Inspiring Girlhood: How the March Sisters display ideal femininity (Editorial)


Jenna Coller

WRITING AND RIBBONS: Jenna’s personal copy of “Little Women” lays adorned with some of her stereotypically feminine belongings.

Jenna Coller, Editor-in-Chief

Growing up as a girl is difficult, especially with a plethora of societal pressures regarding what it means to be feminine. Greta Gerwig’s 2019 adaptation of Louisa May Alcott’s novel Little Women changed that for me and many other girls around the world by offering us a whole family of female role models. 

The March Sisters are an ideal example of femininity and womanhood, not in the traditional ‘pearls and gown’ sense but in that they are female role models that many young girls lack. Jo’s unbridled ambition, Beth’s unconditional kindness, Meg’s dedication to her family, and Amy’s desire for what’s right are all ideals I have internalized since my first viewing. Little Women has filled that gap and exemplified what I should and would be as a girl. Obviously, this story is not the only popular culture responsible for some of my personality, but I would say it claims most of it. 

Living in a patriarchal society, young feminine people are constantly scrutinized for every little action or decision they make. Stories like Little Women connect girls and women to each other in a way that other forms of media can’t. The vulnerability displayed by the March Sisters is something to be admired and to strive for.
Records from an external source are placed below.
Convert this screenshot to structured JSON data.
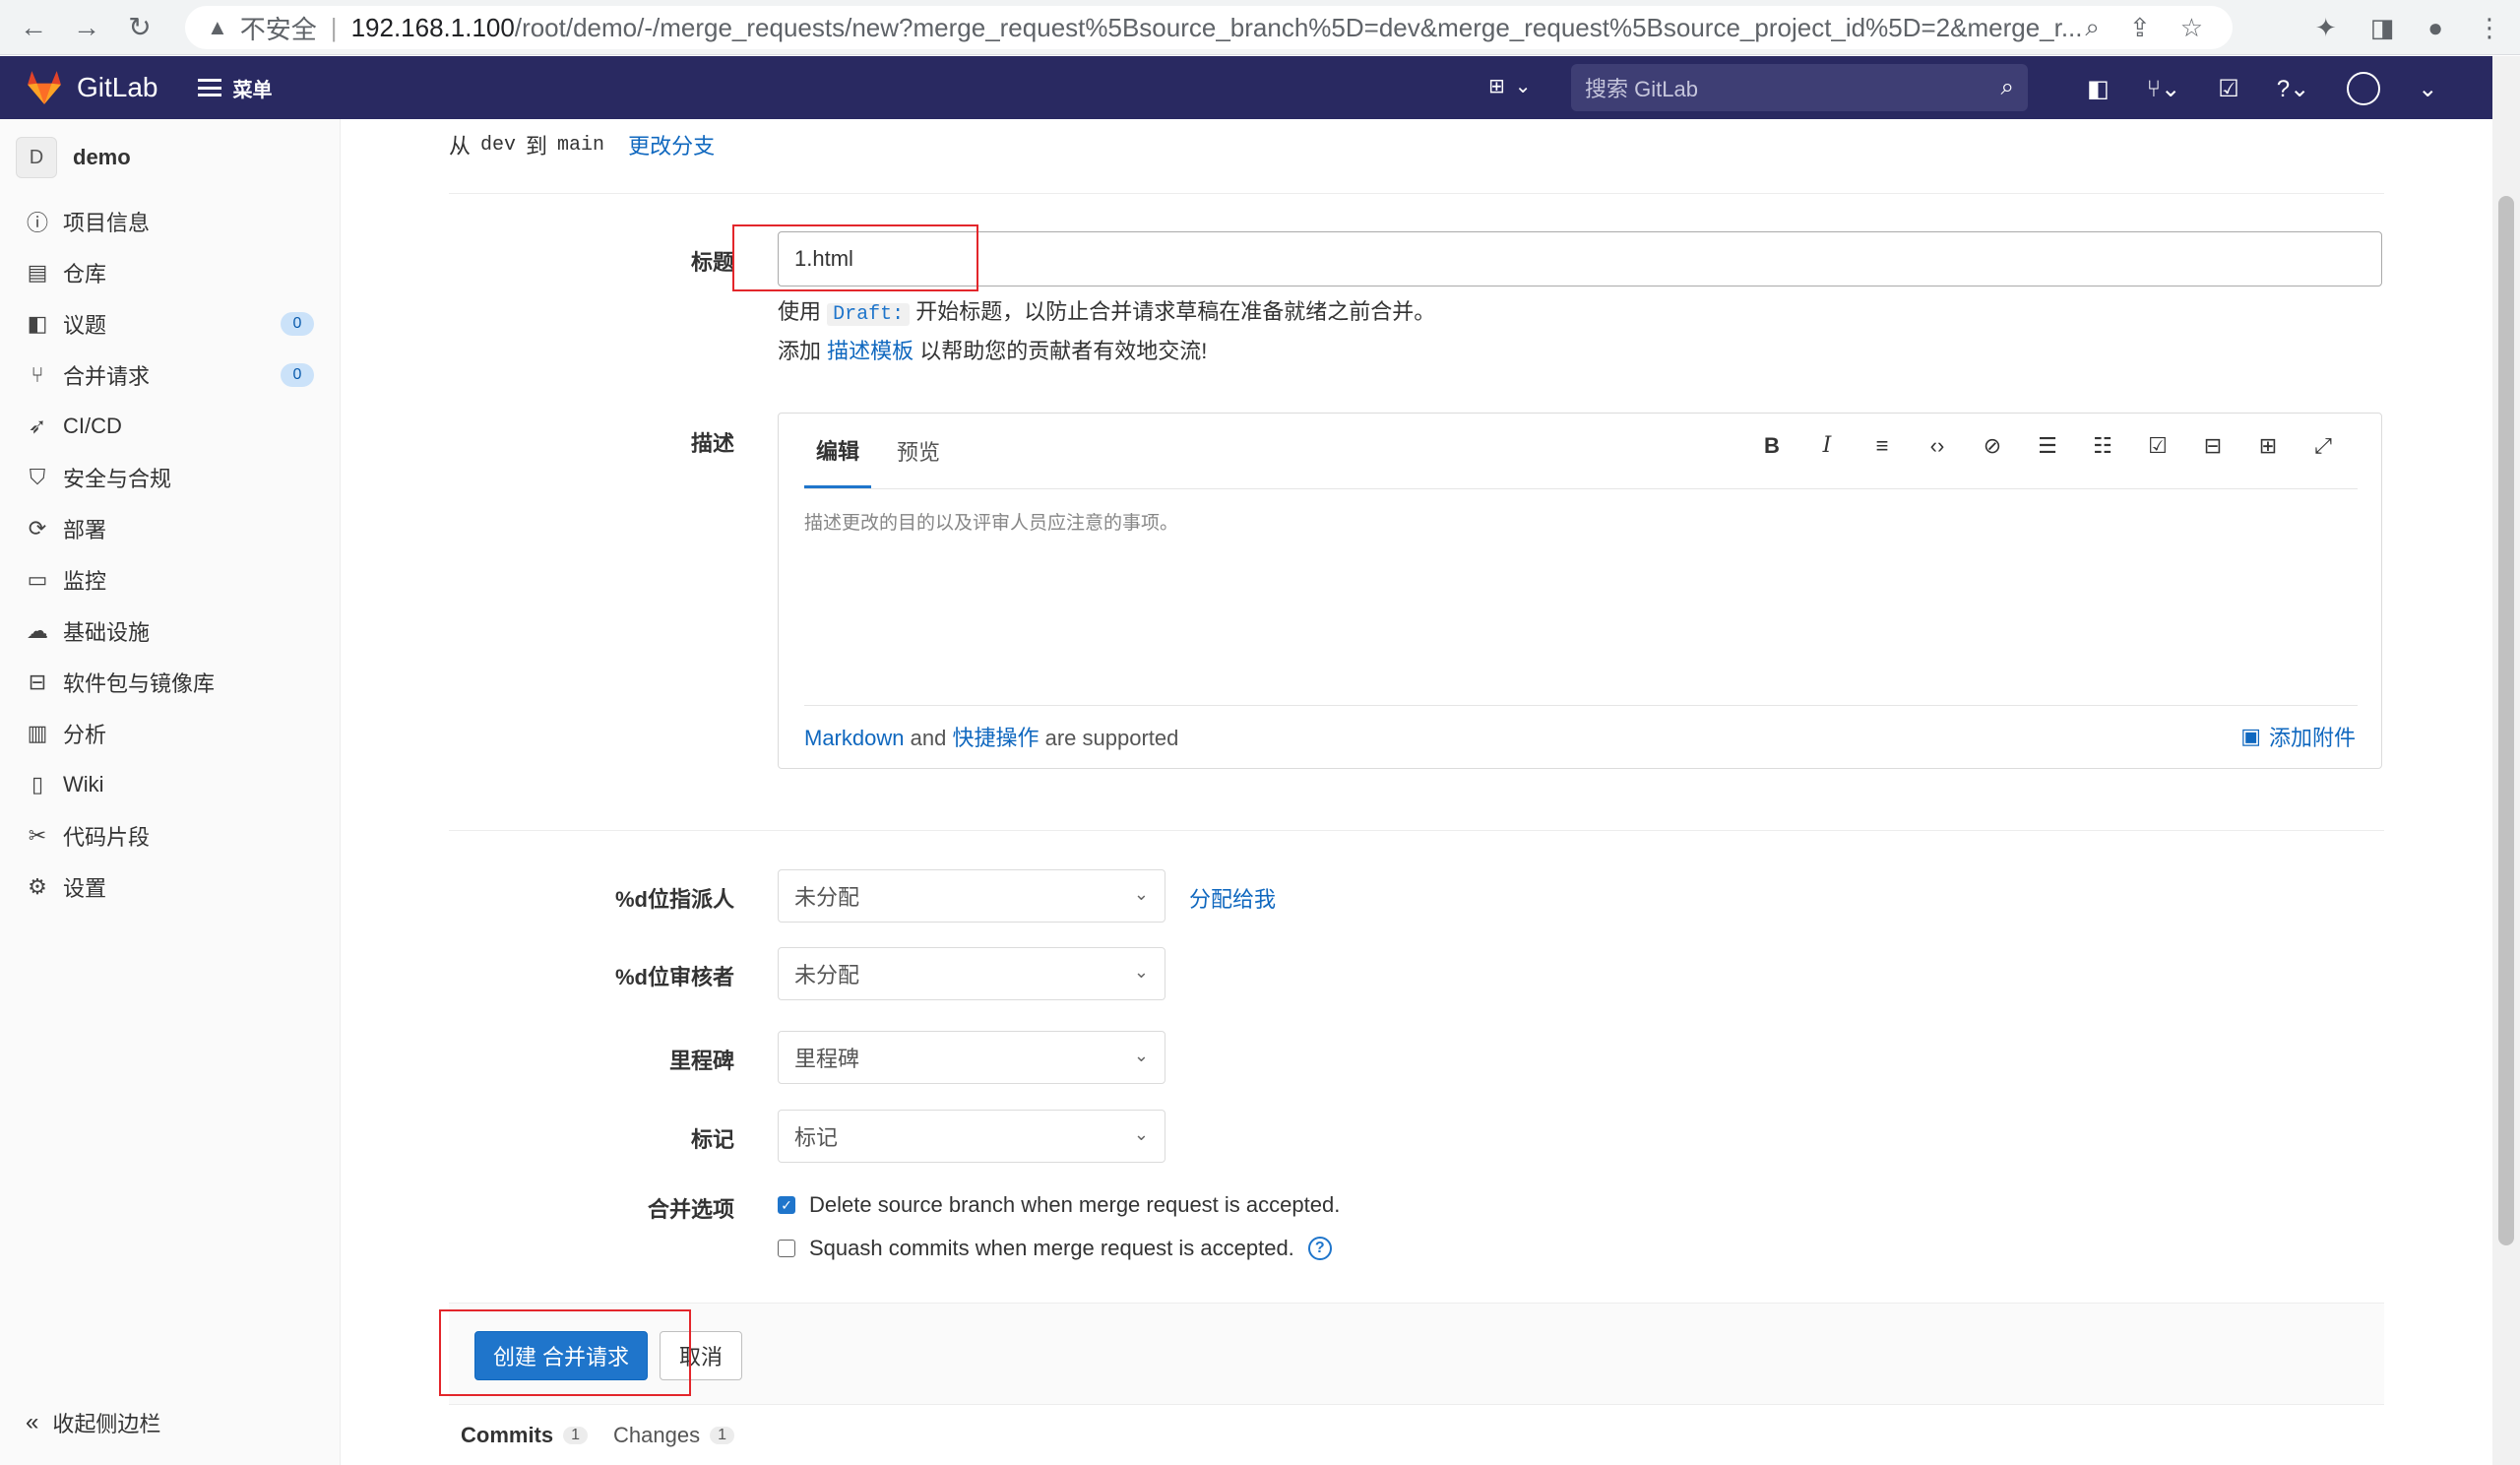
{
  "browser": {
    "back_icon": "←",
    "forward_icon": "→",
    "reload_icon": "↻",
    "insecure_label": "不安全",
    "url_host": "192.168.1.100",
    "url_path": "/root/demo/-/merge_requests/new?merge_request%5Bsource_branch%5D=dev&merge_request%5Bsource_project_id%5D=2&merge_r..."
  },
  "topbar": {
    "logo_text": "GitLab",
    "menu_label": "菜单",
    "search_placeholder": "搜索 GitLab"
  },
  "sidebar": {
    "project_initial": "D",
    "project_name": "demo",
    "items": [
      {
        "label": "项目信息",
        "icon": "info-icon",
        "glyph": "ⓘ"
      },
      {
        "label": "仓库",
        "icon": "doc-icon",
        "glyph": "▤"
      },
      {
        "label": "议题",
        "icon": "issues-icon",
        "glyph": "◧",
        "badge": "0"
      },
      {
        "label": "合并请求",
        "icon": "merge-icon",
        "glyph": "⑂",
        "badge": "0"
      },
      {
        "label": "CI/CD",
        "icon": "rocket-icon",
        "glyph": "➶"
      },
      {
        "label": "安全与合规",
        "icon": "shield-icon",
        "glyph": "⛉"
      },
      {
        "label": "部署",
        "icon": "deploy-icon",
        "glyph": "⟳"
      },
      {
        "label": "监控",
        "icon": "monitor-icon",
        "glyph": "▭"
      },
      {
        "label": "基础设施",
        "icon": "cloud-icon",
        "glyph": "☁"
      },
      {
        "label": "软件包与镜像库",
        "icon": "package-icon",
        "glyph": "⊟"
      },
      {
        "label": "分析",
        "icon": "chart-icon",
        "glyph": "▥"
      },
      {
        "label": "Wiki",
        "icon": "book-icon",
        "glyph": "▯"
      },
      {
        "label": "代码片段",
        "icon": "scissors-icon",
        "glyph": "✂"
      },
      {
        "label": "设置",
        "icon": "gear-icon",
        "glyph": "⚙"
      }
    ],
    "collapse_label": "收起侧边栏"
  },
  "main": {
    "branch_from": "从",
    "source_branch": "dev",
    "branch_to": "到",
    "target_branch": "main",
    "change_branch_link": "更改分支",
    "title_label": "标题",
    "title_value": "1.html",
    "hint_prefix": "使用",
    "hint_code": "Draft:",
    "hint_suffix": "开始标题，以防止合并请求草稿在准备就绪之前合并。",
    "template_prefix": "添加",
    "template_link": "描述模板",
    "template_suffix": "以帮助您的贡献者有效地交流!",
    "description_label": "描述",
    "tab_edit": "编辑",
    "tab_preview": "预览",
    "description_placeholder": "描述更改的目的以及评审人员应注意的事项。",
    "markdown_link": "Markdown",
    "and_text": "and",
    "quick_actions_link": "快捷操作",
    "supported_text": "are supported",
    "attach_label": "添加附件",
    "assignee_label": "%d位指派人",
    "assignee_value": "未分配",
    "assign_to_me": "分配给我",
    "reviewer_label": "%d位审核者",
    "reviewer_value": "未分配",
    "milestone_label": "里程碑",
    "milestone_value": "里程碑",
    "labels_label": "标记",
    "labels_value": "标记",
    "merge_options_label": "合并选项",
    "delete_branch_text": "Delete source branch when merge request is accepted.",
    "delete_branch_checked": true,
    "squash_text": "Squash commits when merge request is accepted.",
    "squash_checked": false,
    "submit_button": "创建 合并请求",
    "cancel_button": "取消",
    "tabs": [
      {
        "label": "Commits",
        "count": "1"
      },
      {
        "label": "Changes",
        "count": "1"
      }
    ]
  },
  "colors": {
    "topbar": "#292961",
    "primary": "#1f75cb",
    "annotation": "#e3262b"
  }
}
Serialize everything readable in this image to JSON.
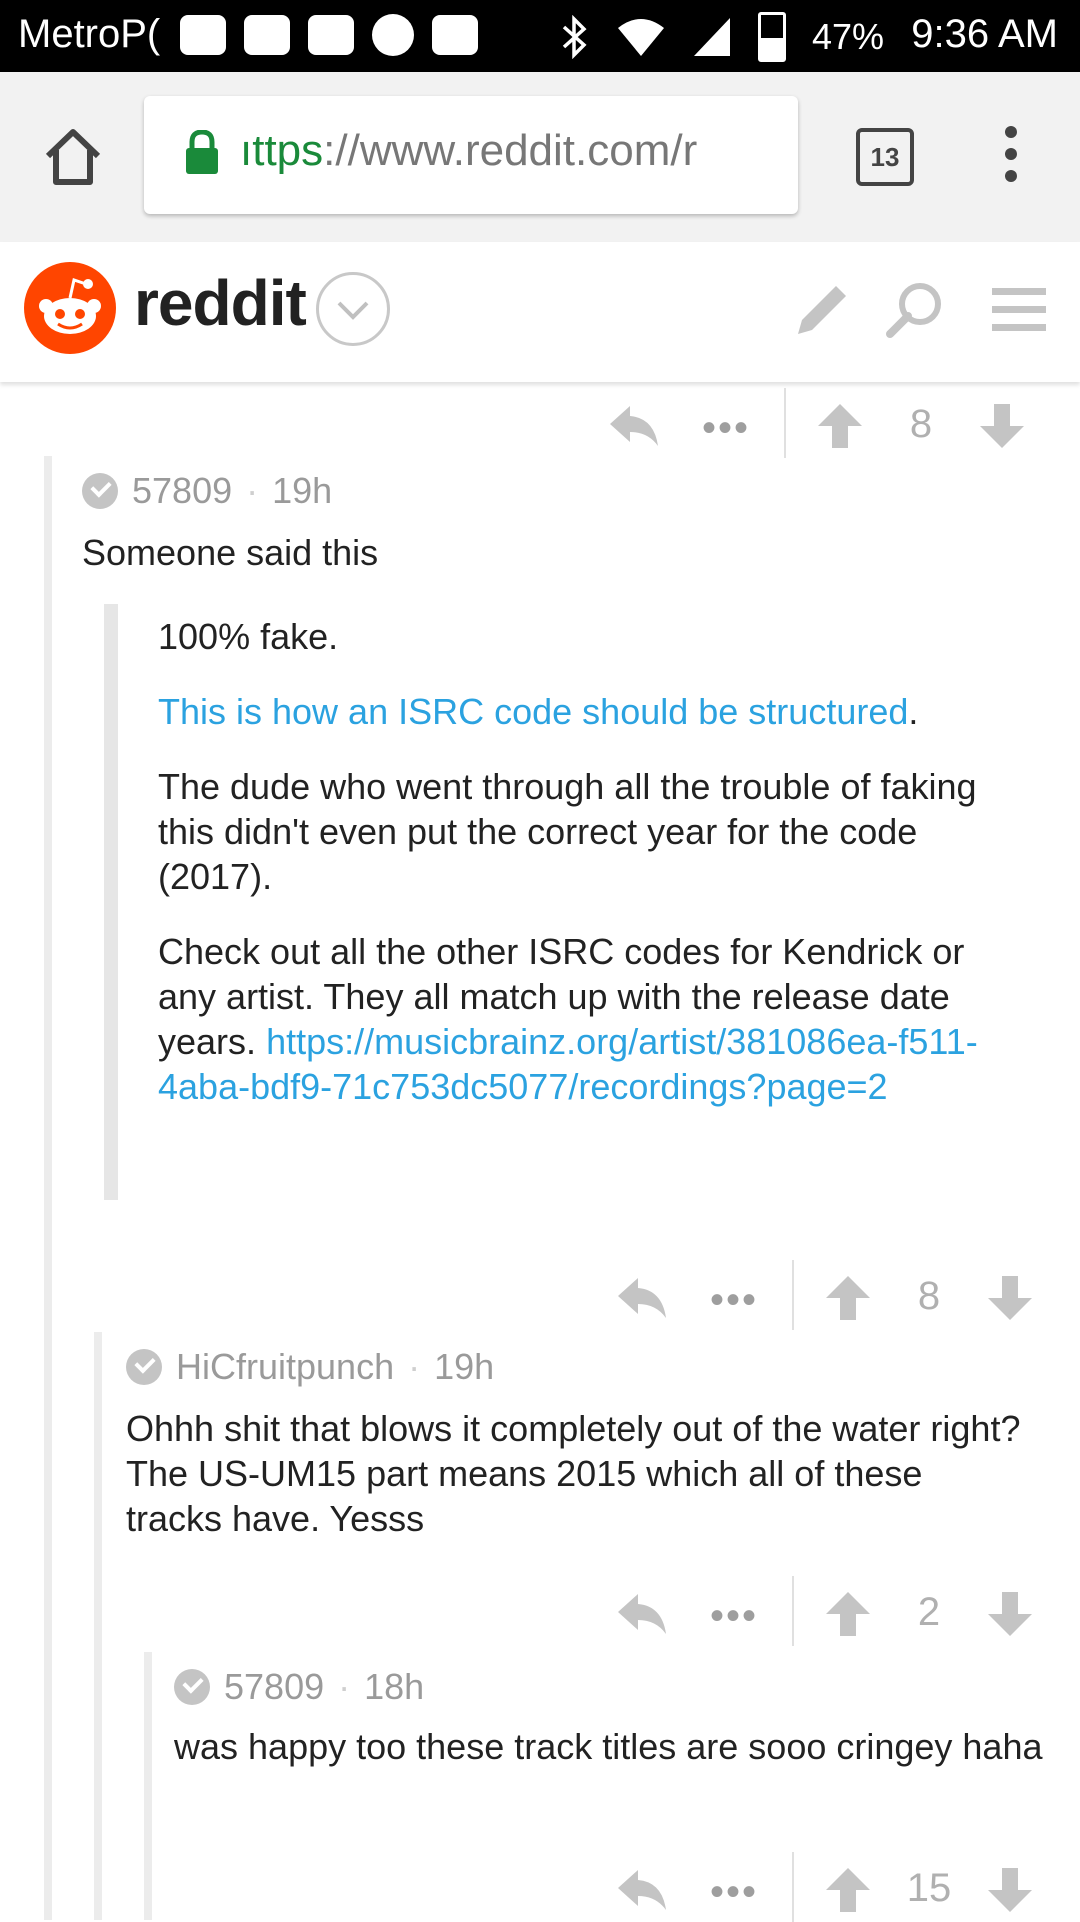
{
  "status_bar": {
    "carrier": "MetroP(",
    "battery_percent": "47%",
    "battery_level": 0.47,
    "time": "9:36 AM",
    "icons": [
      "messenger-icon",
      "youtube-icon",
      "youtube-icon",
      "shield-icon",
      "briefcase-icon",
      "bluetooth-icon",
      "wifi-icon",
      "signal-icon",
      "battery-icon"
    ]
  },
  "browser": {
    "url_scheme": "https",
    "url_prefix_visible": "ıttps",
    "url_rest": "://www.reddit.com/r",
    "tab_count": "13"
  },
  "header": {
    "brand": "reddit"
  },
  "colors": {
    "reddit_orange": "#ff4500",
    "link_blue": "#2ba2e0",
    "secure_green": "#1a8a3a"
  },
  "thread": {
    "top_actions": {
      "score": "8"
    },
    "comments": [
      {
        "author": "57809",
        "age": "19h",
        "text": "Someone said this",
        "quote": {
          "p1": "100% fake.",
          "p2_link": "This is how an ISRC code should be structured",
          "p2_tail": ".",
          "p3": "The dude who went through all the trouble of faking this didn't even put the correct year for the code (2017).",
          "p4_text": "Check out all the other ISRC codes for Kendrick or any artist. They all match up with the release date years.",
          "p4_link": "https://musicbrainz.org/artist/381086ea-f511-4aba-bdf9-71c753dc5077/recordings?page=2"
        },
        "score": "8"
      },
      {
        "author": "HiCfruitpunch",
        "age": "19h",
        "text": "Ohhh shit that blows it completely out of the water right? The US-UM15 part means 2015 which all of these tracks have. Yesss",
        "score": "2"
      },
      {
        "author": "57809",
        "age": "18h",
        "text": "was happy too these track titles are sooo cringey haha",
        "score": "15"
      }
    ],
    "separator": "·",
    "more_glyph": "•••"
  }
}
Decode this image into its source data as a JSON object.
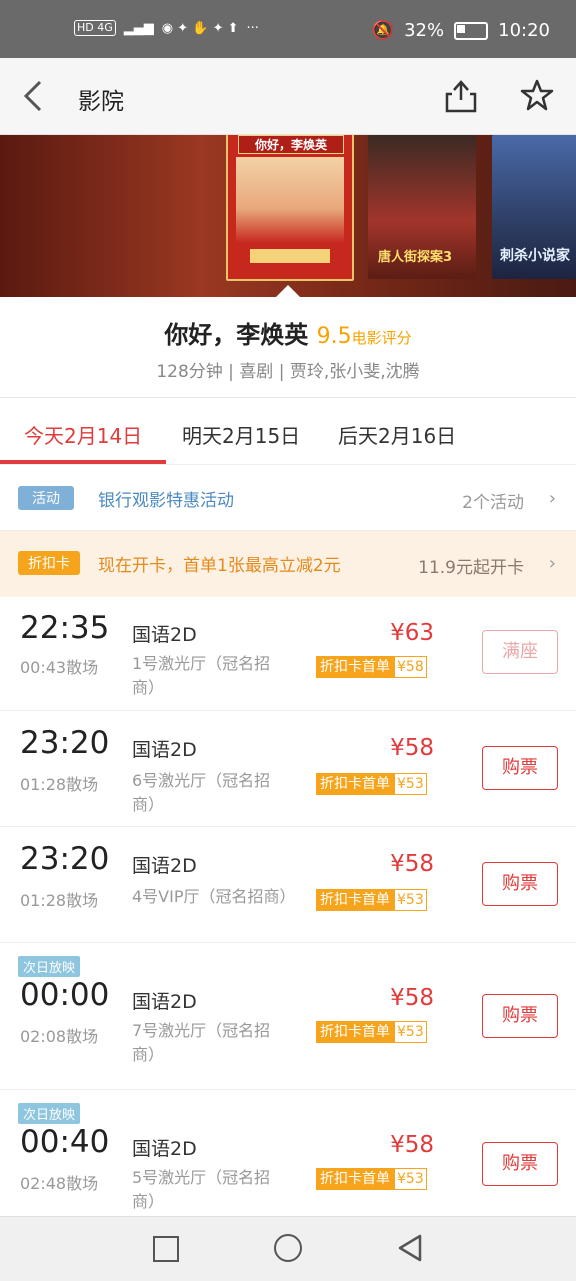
{
  "status": {
    "left": "HD 4G",
    "battery": "32%",
    "time": "10:20",
    "more": "···"
  },
  "header": {
    "title": "影院"
  },
  "posters": [
    {
      "text": "你好，李焕英"
    },
    {
      "text": "唐人街探案3"
    },
    {
      "text": "刺杀小说家"
    }
  ],
  "movie": {
    "name": "你好，李焕英",
    "score": "9.5",
    "score_label": "电影评分",
    "info": "128分钟 | 喜剧 | 贾玲,张小斐,沈腾"
  },
  "dates": [
    "今天2月14日",
    "明天2月15日",
    "后天2月16日"
  ],
  "promo": {
    "tag": "活动",
    "text": "银行观影特惠活动",
    "count": "2个活动",
    "chevron": "›"
  },
  "card": {
    "tag": "折扣卡",
    "text": "现在开卡，首单1张最高立减2元",
    "price": "11.9元起开卡",
    "chevron": "›"
  },
  "showtimes": [
    {
      "tag": "",
      "time": "22:35",
      "end": "00:43散场",
      "lang": "国语2D",
      "hall": "1号激光厅（冠名招商）",
      "price": "¥63",
      "disc_label": "折扣卡首单",
      "disc_price": "¥58",
      "button": "满座"
    },
    {
      "tag": "",
      "time": "23:20",
      "end": "01:28散场",
      "lang": "国语2D",
      "hall": "6号激光厅（冠名招商）",
      "price": "¥58",
      "disc_label": "折扣卡首单",
      "disc_price": "¥53",
      "button": "购票"
    },
    {
      "tag": "",
      "time": "23:20",
      "end": "01:28散场",
      "lang": "国语2D",
      "hall": "4号VIP厅（冠名招商）",
      "price": "¥58",
      "disc_label": "折扣卡首单",
      "disc_price": "¥53",
      "button": "购票"
    },
    {
      "tag": "次日放映",
      "time": "00:00",
      "end": "02:08散场",
      "lang": "国语2D",
      "hall": "7号激光厅（冠名招商）",
      "price": "¥58",
      "disc_label": "折扣卡首单",
      "disc_price": "¥53",
      "button": "购票"
    },
    {
      "tag": "次日放映",
      "time": "00:40",
      "end": "02:48散场",
      "lang": "国语2D",
      "hall": "5号激光厅（冠名招商）",
      "price": "¥58",
      "disc_label": "折扣卡首单",
      "disc_price": "¥53",
      "button": "购票"
    }
  ],
  "icons": {
    "back": "back-arrow-icon",
    "share": "share-icon",
    "star": "star-icon"
  },
  "colors": {
    "accent": "#e23b3b",
    "orange": "#f7a41d",
    "score": "#f7a400",
    "blue": "#4b8ac0"
  }
}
Their relationships with one another are complex and dynamic but filled with love for one another.

Since my first viewing, I have modeled my friendships around those in the film. The girls in the film, no matter what age they are, always recover from any conflict and support one another. Due to their being sisters, their relationships are a little different from friendships between nonfamilial girls, but nonetheless sisterhood exists outside blood. 

One of the primary conflicts of the film/novel is the relationships between Jo and her perceived love interest Theodore Lawrence, better known as Laurie or Teddy to the girls. Throughout the story, the audience becomes painfully aware of Teddy’s crush on Jo, while she seemingly remains unbothered. *Spoiler warning, skip to next paragraph.* This comes to a climax in the third act when Teddy finally confesses his feelings to an unwilling Jo. In a predictable turn of events, due to this rejection, Amy, who has always been in love with Teddy, marries him at the same time as Jo realizes she does want to marry him. In most soapy stories of today, this would cause a cataclysmic shift in the relationship between Jo and Amy but rather than becoming a fuming ball of regret, Jo accepts the reality of her situation, that she never actually loved Teddy romantically and that she was just choosing the easy option for a woman of her time. Jo doesn’t become upset with Amy but rather supports their marriage, much to Amy’s relief. To this day, the moment that Amy confronts Jo about her marriage acts as a constant reminder of how I should be. I should be accepting of the choices of the people I love and think critically about situations before acting emotionally. The strength that Jo displays in this storyline is one that most people do not possess and I have since striven to due to that. 

 not only strive to achieve the level of trust and kindness that these girls possess with one another, but take inspiration from their mother as well. While “Marmee” doesn’t play a major role in the film, she does have a few special moments. Vicariously, through the eyes of the March Sisters, I had a wise, kind, and empathetic motherly figure to provide guidance. 

In an ideal world, I would absorb all of the positive traits of the girls and become the epitome of femininity but this is unfortunately impossible. Thankfully, there are two films and an incredible novel that I, and many others, can be inspired by and not only use as entertainment but as a goal of how to be. While the March family is not perfect, every deficit in one girl is made up for in another, culminating in a near perfect example of womanhood.  

Disclaimer: Articles designated as “Editorial” represent the views and opinions of the author, not the 2022-2023 Periscope staff, CHS/CASD administration, or the CHS student body.